THE GEORGE BURNS SHOW (1958, 25:15)
The pilot for the 1958 series that was to intended to be a continuation of THE BURNS & ALLEN SHOW without his lifelong comedy team partner and wife, Gracie Allen, who had decided to retire from show business due to chronic ill health.
PRIDE OF THE FAMILY (1953, 26:03)
Cultural icons past and present meet in this pilot for this 1953-1955 family sitcom - Fay Wray of KING KONG fame and Natalie Wood of REBEL WITHOUT A CAUSE renown. Stars Paul Hartman.
HAPPY (1960, 26:05)
Before there was LOOK WHO'S TALKING, there was HAPPY. Though uncredited, the baby HAPPY was voiced by the great voice-actor Richard "Dick" Beals, and the pilot as well as the rest of the 1960-1961 sitcom was directed by the legendary Mickey Rooney.

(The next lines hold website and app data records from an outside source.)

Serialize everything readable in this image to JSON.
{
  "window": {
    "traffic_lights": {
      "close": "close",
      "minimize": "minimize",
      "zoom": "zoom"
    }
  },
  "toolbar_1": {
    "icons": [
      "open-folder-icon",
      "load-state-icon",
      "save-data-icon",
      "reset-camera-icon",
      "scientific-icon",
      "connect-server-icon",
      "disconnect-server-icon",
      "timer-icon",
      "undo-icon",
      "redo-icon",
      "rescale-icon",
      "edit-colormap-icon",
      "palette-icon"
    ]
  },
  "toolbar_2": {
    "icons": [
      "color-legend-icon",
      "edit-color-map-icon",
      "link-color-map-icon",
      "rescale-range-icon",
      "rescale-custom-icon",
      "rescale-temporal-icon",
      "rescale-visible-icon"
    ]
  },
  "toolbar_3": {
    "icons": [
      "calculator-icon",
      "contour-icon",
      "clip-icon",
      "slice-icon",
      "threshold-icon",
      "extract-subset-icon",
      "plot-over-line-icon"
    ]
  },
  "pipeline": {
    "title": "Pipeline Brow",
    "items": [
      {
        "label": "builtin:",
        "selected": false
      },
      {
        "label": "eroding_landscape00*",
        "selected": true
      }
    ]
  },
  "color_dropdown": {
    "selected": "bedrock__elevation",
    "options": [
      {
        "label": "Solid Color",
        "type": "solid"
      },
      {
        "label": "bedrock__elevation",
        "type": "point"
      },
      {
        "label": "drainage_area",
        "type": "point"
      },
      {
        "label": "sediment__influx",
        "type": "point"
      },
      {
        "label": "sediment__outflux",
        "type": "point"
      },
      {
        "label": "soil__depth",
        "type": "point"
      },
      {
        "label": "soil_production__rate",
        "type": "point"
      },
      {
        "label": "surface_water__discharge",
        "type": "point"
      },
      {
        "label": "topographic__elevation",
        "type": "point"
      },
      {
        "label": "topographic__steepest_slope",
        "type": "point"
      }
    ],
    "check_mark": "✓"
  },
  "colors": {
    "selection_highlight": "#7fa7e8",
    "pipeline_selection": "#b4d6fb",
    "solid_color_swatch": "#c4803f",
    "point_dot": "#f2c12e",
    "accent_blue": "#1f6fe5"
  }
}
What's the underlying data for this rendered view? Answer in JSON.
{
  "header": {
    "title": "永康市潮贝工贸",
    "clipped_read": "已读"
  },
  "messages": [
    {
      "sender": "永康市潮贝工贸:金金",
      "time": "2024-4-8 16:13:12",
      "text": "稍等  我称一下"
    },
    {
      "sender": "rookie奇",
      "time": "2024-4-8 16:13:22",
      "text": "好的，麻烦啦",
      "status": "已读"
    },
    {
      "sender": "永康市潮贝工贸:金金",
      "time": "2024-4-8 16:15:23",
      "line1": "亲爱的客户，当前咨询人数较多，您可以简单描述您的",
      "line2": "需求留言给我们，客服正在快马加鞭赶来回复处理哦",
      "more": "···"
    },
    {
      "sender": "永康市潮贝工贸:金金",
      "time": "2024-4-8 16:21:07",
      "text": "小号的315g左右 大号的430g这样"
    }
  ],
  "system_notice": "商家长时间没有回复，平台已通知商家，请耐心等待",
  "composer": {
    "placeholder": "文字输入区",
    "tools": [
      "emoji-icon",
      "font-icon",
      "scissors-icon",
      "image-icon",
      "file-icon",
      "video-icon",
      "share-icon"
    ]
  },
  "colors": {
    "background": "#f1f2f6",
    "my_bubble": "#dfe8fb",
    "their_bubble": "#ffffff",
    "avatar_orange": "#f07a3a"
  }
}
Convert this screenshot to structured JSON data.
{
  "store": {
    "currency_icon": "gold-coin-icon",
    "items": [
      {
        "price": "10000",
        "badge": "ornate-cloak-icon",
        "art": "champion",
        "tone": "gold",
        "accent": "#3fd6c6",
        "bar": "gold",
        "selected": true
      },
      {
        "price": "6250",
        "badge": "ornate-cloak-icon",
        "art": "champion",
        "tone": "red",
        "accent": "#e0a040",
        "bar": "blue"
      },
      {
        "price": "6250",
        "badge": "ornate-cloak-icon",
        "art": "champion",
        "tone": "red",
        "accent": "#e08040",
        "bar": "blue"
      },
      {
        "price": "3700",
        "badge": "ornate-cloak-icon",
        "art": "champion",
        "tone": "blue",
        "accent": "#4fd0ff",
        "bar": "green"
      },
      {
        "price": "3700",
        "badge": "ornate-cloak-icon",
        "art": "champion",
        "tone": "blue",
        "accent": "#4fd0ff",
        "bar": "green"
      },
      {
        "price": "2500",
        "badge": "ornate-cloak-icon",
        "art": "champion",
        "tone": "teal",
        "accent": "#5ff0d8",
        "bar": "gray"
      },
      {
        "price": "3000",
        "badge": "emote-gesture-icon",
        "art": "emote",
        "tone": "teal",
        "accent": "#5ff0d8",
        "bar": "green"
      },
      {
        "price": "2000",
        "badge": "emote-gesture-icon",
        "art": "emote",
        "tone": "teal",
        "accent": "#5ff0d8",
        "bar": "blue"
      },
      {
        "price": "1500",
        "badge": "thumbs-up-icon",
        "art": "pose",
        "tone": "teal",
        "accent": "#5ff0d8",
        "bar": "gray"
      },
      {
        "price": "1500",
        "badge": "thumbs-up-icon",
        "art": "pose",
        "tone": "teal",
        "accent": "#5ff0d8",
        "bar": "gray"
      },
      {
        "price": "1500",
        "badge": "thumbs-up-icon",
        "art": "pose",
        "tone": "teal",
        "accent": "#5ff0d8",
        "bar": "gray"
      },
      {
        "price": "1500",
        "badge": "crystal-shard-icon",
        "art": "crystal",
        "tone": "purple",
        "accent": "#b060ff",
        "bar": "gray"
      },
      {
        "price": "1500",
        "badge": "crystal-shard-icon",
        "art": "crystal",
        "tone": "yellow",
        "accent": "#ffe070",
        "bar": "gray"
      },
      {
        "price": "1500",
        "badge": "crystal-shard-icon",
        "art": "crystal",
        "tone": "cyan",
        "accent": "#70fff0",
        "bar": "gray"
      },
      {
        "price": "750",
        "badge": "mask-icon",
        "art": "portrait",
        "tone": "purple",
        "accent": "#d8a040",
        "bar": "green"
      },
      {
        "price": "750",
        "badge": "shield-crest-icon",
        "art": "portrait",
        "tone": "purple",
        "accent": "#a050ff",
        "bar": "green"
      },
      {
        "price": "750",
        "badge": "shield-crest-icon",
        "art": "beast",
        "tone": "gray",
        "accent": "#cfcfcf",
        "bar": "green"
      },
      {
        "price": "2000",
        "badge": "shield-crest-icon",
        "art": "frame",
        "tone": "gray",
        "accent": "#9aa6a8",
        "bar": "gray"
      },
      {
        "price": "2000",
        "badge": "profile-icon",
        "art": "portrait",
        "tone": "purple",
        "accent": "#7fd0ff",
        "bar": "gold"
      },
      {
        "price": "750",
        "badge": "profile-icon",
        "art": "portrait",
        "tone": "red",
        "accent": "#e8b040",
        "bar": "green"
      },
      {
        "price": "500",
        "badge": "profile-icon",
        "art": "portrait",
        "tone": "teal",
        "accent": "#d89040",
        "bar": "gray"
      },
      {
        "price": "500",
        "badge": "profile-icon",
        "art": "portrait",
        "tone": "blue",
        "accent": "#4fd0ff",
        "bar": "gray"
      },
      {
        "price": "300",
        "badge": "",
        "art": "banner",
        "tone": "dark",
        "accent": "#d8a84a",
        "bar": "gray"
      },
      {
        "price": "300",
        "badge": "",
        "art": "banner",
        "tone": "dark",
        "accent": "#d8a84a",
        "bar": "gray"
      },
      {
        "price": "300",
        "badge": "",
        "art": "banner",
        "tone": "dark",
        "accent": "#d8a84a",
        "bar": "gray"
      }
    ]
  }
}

A Television Pilot, also known as a Pilot, TV Pilot or a Pilot Episode, and sometimes marketed as a Tele-Movie) is a standalone episode of a television series that is used to sell the show to a television network. At the time of its creation, the pilot is meant to be the testing ground to gauge whether a series will be successful. It is, therefore, a test episode for the intended television series, an early step in the series development, much like pilot studies serve as precursors to the start of larger activity. In the case of a successful television series, the pilot is commonly the first episode that is aired of the particular series under its own name -- the episode that gets the series "off the ground". A "backdoor pilot" is an episode of an existing successful series that heavily features supporting character(s) or guest stars in previously unseen roles. Its purpose is to introduce the characters to an audience before the creators decide on whether or not they intend to pursue a spin-off series with those characters. Television networks use pilots to determine whether an entertaining concept can be successfully realized and whether the expense of additional episodes is justified. A pilot is best thought of as a prototype of the show that is to follow, because elements often change from pilot to series. Variety estimates that only a little over a quarter of all pilots made for American television proceed to the series stage.